> _RECORDS SUPPLIED_
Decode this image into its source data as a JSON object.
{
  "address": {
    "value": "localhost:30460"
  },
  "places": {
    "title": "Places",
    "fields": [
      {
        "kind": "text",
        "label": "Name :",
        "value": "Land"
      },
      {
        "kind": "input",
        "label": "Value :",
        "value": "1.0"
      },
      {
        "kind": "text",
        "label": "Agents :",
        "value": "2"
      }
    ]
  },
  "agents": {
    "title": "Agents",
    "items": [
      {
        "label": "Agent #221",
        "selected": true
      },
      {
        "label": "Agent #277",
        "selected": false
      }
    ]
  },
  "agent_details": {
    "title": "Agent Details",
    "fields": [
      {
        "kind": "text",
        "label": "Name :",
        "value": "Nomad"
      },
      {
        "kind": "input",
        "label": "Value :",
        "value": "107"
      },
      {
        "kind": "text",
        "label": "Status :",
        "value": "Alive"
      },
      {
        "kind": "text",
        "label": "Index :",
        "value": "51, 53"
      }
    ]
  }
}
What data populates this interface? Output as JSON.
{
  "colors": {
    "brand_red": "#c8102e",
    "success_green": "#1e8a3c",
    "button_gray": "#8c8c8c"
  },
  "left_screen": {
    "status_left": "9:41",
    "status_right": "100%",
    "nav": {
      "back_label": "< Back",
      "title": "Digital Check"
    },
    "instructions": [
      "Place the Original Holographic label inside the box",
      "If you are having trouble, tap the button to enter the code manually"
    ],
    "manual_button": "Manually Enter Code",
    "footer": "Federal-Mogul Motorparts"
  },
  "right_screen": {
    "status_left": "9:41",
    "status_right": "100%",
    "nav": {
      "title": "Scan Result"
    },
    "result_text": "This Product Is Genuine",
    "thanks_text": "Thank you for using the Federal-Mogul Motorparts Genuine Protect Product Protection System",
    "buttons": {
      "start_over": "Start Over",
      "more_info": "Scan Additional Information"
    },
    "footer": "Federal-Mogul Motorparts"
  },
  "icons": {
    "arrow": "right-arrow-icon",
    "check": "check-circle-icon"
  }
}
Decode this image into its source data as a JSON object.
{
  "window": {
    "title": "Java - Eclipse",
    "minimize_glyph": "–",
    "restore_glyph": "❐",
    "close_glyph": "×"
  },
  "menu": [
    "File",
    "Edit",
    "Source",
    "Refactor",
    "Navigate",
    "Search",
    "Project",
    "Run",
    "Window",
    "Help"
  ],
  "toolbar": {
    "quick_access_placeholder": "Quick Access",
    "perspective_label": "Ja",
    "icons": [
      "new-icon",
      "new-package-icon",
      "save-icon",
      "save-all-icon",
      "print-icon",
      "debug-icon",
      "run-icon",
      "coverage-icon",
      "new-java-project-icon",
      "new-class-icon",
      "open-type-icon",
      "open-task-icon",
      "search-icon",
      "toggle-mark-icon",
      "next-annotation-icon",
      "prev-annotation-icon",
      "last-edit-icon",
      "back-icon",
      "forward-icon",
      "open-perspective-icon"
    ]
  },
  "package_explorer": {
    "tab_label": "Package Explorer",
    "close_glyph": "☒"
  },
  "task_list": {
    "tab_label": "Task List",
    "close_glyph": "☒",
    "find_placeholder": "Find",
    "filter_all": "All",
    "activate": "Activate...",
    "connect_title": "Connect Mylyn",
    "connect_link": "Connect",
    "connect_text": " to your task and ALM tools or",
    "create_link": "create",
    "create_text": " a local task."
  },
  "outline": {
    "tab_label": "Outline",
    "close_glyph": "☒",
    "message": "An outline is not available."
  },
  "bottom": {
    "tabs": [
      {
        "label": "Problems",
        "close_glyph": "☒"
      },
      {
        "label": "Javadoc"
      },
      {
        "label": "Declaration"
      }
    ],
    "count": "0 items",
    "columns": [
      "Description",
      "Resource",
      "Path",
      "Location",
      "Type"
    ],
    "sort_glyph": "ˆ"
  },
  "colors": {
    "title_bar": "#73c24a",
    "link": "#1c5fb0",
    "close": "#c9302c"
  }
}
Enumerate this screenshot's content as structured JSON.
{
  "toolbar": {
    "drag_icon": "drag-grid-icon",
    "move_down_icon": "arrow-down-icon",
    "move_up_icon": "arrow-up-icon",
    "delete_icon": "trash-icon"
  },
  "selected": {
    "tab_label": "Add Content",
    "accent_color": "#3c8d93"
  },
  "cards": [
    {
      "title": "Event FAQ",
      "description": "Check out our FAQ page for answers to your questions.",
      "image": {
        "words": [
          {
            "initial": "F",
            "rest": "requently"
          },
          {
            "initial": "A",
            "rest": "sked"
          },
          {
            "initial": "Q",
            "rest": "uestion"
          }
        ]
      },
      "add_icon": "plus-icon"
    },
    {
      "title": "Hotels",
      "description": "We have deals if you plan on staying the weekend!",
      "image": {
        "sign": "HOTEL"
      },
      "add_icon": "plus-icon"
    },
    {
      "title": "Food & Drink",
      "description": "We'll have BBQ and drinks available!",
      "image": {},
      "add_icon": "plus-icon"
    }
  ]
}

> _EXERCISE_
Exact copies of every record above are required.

> _ANSWER SPACE_
Decode this image into its source data as a JSON object.
{
  "address": {
    "value": "localhost:30460"
  },
  "places": {
    "title": "Places",
    "fields": [
      {
        "kind": "text",
        "label": "Name :",
        "value": "Land"
      },
      {
        "kind": "input",
        "label": "Value :",
        "value": "1.0"
      },
      {
        "kind": "text",
        "label": "Agents :",
        "value": "2"
      }
    ]
  },
  "agents": {
    "title": "Agents",
    "items": [
      {
        "label": "Agent #221",
        "selected": true
      },
      {
        "label": "Agent #277",
        "selected": false
      }
    ]
  },
  "agent_details": {
    "title": "Agent Details",
    "fields": [
      {
        "kind": "text",
        "label": "Name :",
        "value": "Nomad"
      },
      {
        "kind": "input",
        "label": "Value :",
        "value": "107"
      },
      {
        "kind": "text",
        "label": "Status :",
        "value": "Alive"
      },
      {
        "kind": "text",
        "label": "Index :",
        "value": "51, 53"
      }
    ]
  }
}
What data populates this interface? Output as JSON.
{
  "colors": {
    "brand_red": "#c8102e",
    "success_green": "#1e8a3c",
    "button_gray": "#8c8c8c"
  },
  "left_screen": {
    "status_left": "9:41",
    "status_right": "100%",
    "nav": {
      "back_label": "< Back",
      "title": "Digital Check"
    },
    "instructions": [
      "Place the Original Holographic label inside the box",
      "If you are having trouble, tap the button to enter the code manually"
    ],
    "manual_button": "Manually Enter Code",
    "footer": "Federal-Mogul Motorparts"
  },
  "right_screen": {
    "status_left": "9:41",
    "status_right": "100%",
    "nav": {
      "title": "Scan Result"
    },
    "result_text": "This Product Is Genuine",
    "thanks_text": "Thank you for using the Federal-Mogul Motorparts Genuine Protect Product Protection System",
    "buttons": {
      "start_over": "Start Over",
      "more_info": "Scan Additional Information"
    },
    "footer": "Federal-Mogul Motorparts"
  },
  "icons": {
    "arrow": "right-arrow-icon",
    "check": "check-circle-icon"
  }
}
Decode this image into its source data as a JSON object.
{
  "window": {
    "title": "Java - Eclipse",
    "minimize_glyph": "–",
    "restore_glyph": "❐",
    "close_glyph": "×"
  },
  "menu": [
    "File",
    "Edit",
    "Source",
    "Refactor",
    "Navigate",
    "Search",
    "Project",
    "Run",
    "Window",
    "Help"
  ],
  "toolbar": {
    "quick_access_placeholder": "Quick Access",
    "perspective_label": "Ja",
    "icons": [
      "new-icon",
      "new-package-icon",
      "save-icon",
      "save-all-icon",
      "print-icon",
      "debug-icon",
      "run-icon",
      "coverage-icon",
      "new-java-project-icon",
      "new-class-icon",
      "open-type-icon",
      "open-task-icon",
      "search-icon",
      "toggle-mark-icon",
      "next-annotation-icon",
      "prev-annotation-icon",
      "last-edit-icon",
      "back-icon",
      "forward-icon",
      "open-perspective-icon"
    ]
  },
  "package_explorer": {
    "tab_label": "Package Explorer",
    "close_glyph": "☒"
  },
  "task_list": {
    "tab_label": "Task List",
    "close_glyph": "☒",
    "find_placeholder": "Find",
    "filter_all": "All",
    "activate": "Activate...",
    "connect_title": "Connect Mylyn",
    "connect_link": "Connect",
    "connect_text": " to your task and ALM tools or",
    "create_link": "create",
    "create_text": " a local task."
  },
  "outline": {
    "tab_label": "Outline",
    "close_glyph": "☒",
    "message": "An outline is not available."
  },
  "bottom": {
    "tabs": [
      {
        "label": "Problems",
        "close_glyph": "☒"
      },
      {
        "label": "Javadoc"
      },
      {
        "label": "Declaration"
      }
    ],
    "count": "0 items",
    "columns": [
      "Description",
      "Resource",
      "Path",
      "Location",
      "Type"
    ],
    "sort_glyph": "ˆ"
  },
  "colors": {
    "title_bar": "#73c24a",
    "link": "#1c5fb0",
    "close": "#c9302c"
  }
}
Enumerate this screenshot's content as structured JSON.
{
  "toolbar": {
    "drag_icon": "drag-grid-icon",
    "move_down_icon": "arrow-down-icon",
    "move_up_icon": "arrow-up-icon",
    "delete_icon": "trash-icon"
  },
  "selected": {
    "tab_label": "Add Content",
    "accent_color": "#3c8d93"
  },
  "cards": [
    {
      "title": "Event FAQ",
      "description": "Check out our FAQ page for answers to your questions.",
      "image": {
        "words": [
          {
            "initial": "F",
            "rest": "requently"
          },
          {
            "initial": "A",
            "rest": "sked"
          },
          {
            "initial": "Q",
            "rest": "uestion"
          }
        ]
      },
      "add_icon": "plus-icon"
    },
    {
      "title": "Hotels",
      "description": "We have deals if you plan on staying the weekend!",
      "image": {
        "sign": "HOTEL"
      },
      "add_icon": "plus-icon"
    },
    {
      "title": "Food & Drink",
      "description": "We'll have BBQ and drinks available!",
      "image": {},
      "add_icon": "plus-icon"
    }
  ]
}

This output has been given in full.